Odd - one would think that an organization named the National Science Teachers Association would be more than happy to receive an offer of 50,000 free DVD's of Al Gore's documentary 'An Inconvenient Truth'. But apparently not - whatever reason would they have to turn down educational resources(something most teachers of my acquantence aren't exactly overly burdened with)? Oh wait, maybe this might explain it.
Accepting the DVDs, they wrote, would place "unnecessary risk upon the [NSTA] capital campaign, especially certain targeted supporters." One of those supporters, it turns out, is the Exxon Mobil Corp.
That's the same Exxon Mobil that for more than a decade has done everything possible to muddle public understanding of global warming and stifle any serious effort to solve it. It has run ads in leading newspapers (including this one) questioning the role of manmade emissions in global warming, and financed the work of a small band of scientific skeptics who have tried to challenge the consensus that heat-trapping pollution is drastically altering our atmosphere.
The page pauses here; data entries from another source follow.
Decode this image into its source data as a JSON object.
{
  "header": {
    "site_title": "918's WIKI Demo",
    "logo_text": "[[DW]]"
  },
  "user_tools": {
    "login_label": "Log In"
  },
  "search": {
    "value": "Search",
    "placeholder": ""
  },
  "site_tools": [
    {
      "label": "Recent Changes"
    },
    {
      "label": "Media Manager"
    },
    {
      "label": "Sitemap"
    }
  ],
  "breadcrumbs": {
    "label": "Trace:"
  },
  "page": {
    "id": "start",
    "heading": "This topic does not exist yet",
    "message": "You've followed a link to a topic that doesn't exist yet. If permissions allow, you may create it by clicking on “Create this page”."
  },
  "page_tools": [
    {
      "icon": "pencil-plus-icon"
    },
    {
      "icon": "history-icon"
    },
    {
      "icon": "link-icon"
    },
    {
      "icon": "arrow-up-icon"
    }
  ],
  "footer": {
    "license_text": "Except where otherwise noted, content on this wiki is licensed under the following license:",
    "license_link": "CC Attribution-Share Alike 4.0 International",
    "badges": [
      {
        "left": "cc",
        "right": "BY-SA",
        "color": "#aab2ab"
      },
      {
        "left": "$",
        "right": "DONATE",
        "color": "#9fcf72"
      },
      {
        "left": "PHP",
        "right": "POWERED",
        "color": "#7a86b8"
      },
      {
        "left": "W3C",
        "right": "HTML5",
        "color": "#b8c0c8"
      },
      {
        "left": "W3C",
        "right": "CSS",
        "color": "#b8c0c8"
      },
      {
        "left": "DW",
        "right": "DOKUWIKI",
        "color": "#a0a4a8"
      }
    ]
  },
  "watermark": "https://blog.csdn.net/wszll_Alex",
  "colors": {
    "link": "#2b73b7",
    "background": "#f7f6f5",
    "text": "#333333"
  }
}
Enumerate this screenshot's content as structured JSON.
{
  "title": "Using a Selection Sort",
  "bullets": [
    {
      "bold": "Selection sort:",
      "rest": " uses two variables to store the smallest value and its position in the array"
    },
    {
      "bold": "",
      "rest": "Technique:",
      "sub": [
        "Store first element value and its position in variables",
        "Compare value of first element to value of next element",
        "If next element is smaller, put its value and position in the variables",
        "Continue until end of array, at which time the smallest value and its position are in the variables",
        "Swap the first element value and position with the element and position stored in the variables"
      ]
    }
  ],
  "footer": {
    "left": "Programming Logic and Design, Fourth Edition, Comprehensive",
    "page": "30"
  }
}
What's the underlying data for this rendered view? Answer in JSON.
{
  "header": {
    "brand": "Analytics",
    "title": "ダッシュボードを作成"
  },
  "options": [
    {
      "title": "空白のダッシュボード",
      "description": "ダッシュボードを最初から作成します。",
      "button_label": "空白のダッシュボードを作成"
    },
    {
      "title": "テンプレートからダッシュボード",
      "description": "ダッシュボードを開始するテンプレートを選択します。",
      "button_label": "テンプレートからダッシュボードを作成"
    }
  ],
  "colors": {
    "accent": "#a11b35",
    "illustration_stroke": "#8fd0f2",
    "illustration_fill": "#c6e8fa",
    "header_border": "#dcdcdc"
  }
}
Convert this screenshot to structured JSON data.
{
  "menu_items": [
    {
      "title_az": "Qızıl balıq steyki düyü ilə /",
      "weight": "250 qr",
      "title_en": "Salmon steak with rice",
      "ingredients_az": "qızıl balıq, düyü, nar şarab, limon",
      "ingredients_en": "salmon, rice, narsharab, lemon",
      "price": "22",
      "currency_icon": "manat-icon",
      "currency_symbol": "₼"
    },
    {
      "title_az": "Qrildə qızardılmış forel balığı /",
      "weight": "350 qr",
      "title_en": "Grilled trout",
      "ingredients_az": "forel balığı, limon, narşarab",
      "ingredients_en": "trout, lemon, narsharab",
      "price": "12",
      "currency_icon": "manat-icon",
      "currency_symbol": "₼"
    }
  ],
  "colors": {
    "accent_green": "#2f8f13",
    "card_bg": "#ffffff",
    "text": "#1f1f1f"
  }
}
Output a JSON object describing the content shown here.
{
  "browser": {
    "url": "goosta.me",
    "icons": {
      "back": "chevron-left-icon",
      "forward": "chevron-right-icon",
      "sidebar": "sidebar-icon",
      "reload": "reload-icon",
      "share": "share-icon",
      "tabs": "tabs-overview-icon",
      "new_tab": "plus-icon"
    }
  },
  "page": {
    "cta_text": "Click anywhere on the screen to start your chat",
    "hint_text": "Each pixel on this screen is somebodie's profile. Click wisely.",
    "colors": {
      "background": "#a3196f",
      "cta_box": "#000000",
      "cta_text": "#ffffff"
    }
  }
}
The company spends millions to support groups such as the Competitive Enterprise Institute that aggressively pressure lawmakers to oppose emission limits.
But Wait! There's more;
And Exxon Mobil isn't the only one getting in on the action. Through textbooks, classroom posters and teacher seminars, the oil industry, the coal industry and other corporate interests are exploiting shortfalls in education funding by using a small slice of their record profits to buy themselves a classroom soapbox.
NSTA's list of corporate donors also includes Shell Oil and the American Petroleum Institute (API), which funds NSTA's Web site on the science of energy. There, students can find a section called "Running on Oil" and read a page that touts the industry's environmental track record -- citing improvements mostly attributable to laws that the companies fought tooth and nail, by the way -- but makes only vague references to spills or pollution. NSTA has distributed a video produced by API called "You Can't Be Cool Without Fuel," a shameless pitch for oil dependence.
Along with propaganda challenging global warming from Exxon Mobil, the curricular offerings included lessons on forestry provided by Weyerhaeuser and International Paper, Borowski says, and the benefits of genetic engineering courtesy of biotech giant Monsanto.
Maybe the NSTA should change their name - the American Association of Classroom Whores, mayhaps